He’s taken to the school where metahumans are trained, which the student call “the school for sidekicks.” Like anything else, there’s a lot of red tape and bureaucracy, and so most of the students spend their lives as sidekicks While he’s there he makes friends with some students, and has an instant enemy in the daughter of Captain Commanding, who also hates him.

I enjoyed the book immensely, despite it being for kids. McCullough has a way with the genre that makes it fun and reasonable believable. Well, as a believable as metahumans can be. Also, he incorporates today’s younger generation’s ideas of gender and sexuality without making it a big deal, or see unusual. There’s one character that can blur because appearances of all kinds, when they are in guy forms, they stay in Evan’s dorm. When they are in gal forms, they stay with the girls. No one cares. Evan chances a kiss with a girl; later on, another girl chances a kiss with the same girl. Neither of them get a positive reaction, but it’s made out to be no big deal. I mean, the kids are 13, so it’s probably not a big deal at that point. But I love the kids are all accepting that things aren’t black and white, or cut and dried.

52 Reasons to Hate My Father – Jessica Brody

Came across by BookBub on a discount and I thought the premise looked interesting. It wasn’t great, but I don’t regret spending $3 on the quick, easy read.

Lexington Larrabee is a heiress to a media empire, and at 17, crashes an expensive car into a convenience store while drunk. Her father, while not the type to publicly flip out over another of Lexi’s stunts, is still put out, and puts down an ultimatum: she has to work a different job every week for 52 weeks, or she’ll lose out on her 25 million dollar trust fund. She’s understandably upset, and even more pissed that her father is putting Luke, an intern, on the task of shuttling her to her jobs.

The book’s cute. Lexi goes from selfish spoiled rotten brat to mostly nice person over the course of 27 weeks, or thereabouts. We don’t see all the jobs she does, but there’s messages she leaves catching Luke up on her jobs, as well as a few chapters with her at her jobs. For example, she’s working fast food at a Taco Jose’s, and meets a guy there who takes her home to see the family and have dinner. She starts to realize just because people are poor doesn’t mean they’re lacking, and that the guy’s family has more in terms of love and relationships that she’s ever had.

Lexi grows up a little too quickly, and there’s a few spots that are pretty contrived (like a climax reminding me of the movie version of The Devil Wears Prada), but it was cute and an easy read.

Bergdorf Blondes – Plum Sykes

I am a glutton for punishment. That’s about the only reason I can think of that explains why I finished this book. It’s a good thing I bought a used copy of the book with the gift card I got from the ebook pricing lawsuit, or I would seriously be kicking myself.

The book is described as chick lit, but I’ve read chick lit, and this isn’t it. This is brainless fluff masquerading as chick lit so unsuspecting women will buy it. It’s like a worse version of The Devil Wears Prada, and that’s one of the worst books I’ve ever read.

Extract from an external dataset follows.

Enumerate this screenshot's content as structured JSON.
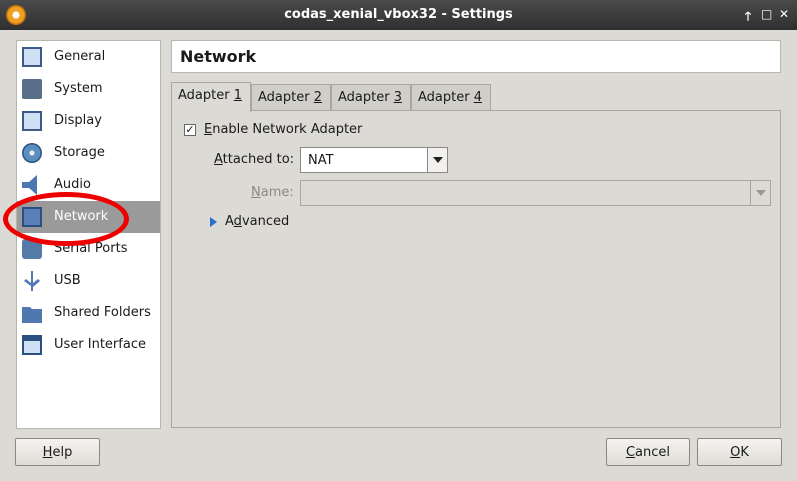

The main character of the book doesn’t have a name, she’s only known as “Moi” in the 2 or 3 spots she references herself. She’s a blogger about Park Avenue Princesses, fashion, and why you should wear expensive clothes. Her best friend, Julie, is the heiress to Bergdorf, and Moi goes along with pretty much everything Julie wants. Julie decides she needs a potential husband, because nothing gives the face a glow like being engaged. Moi dutifully goes along, getting herself a potential husband

Shenanigans ensue.

Stupid, boring, useless shenanigans. I don’t know how this woman manages to live, she’s that dumb. Like, she should have an iPod in her pocket and earbuds in her ears, just so she can listen to “breathe in, breathe out” and continue living. Really though, she’s an oxygen thief. She does nothing of merit in the entire book. She’s vain, she’s superficial, and she’s a waste of space.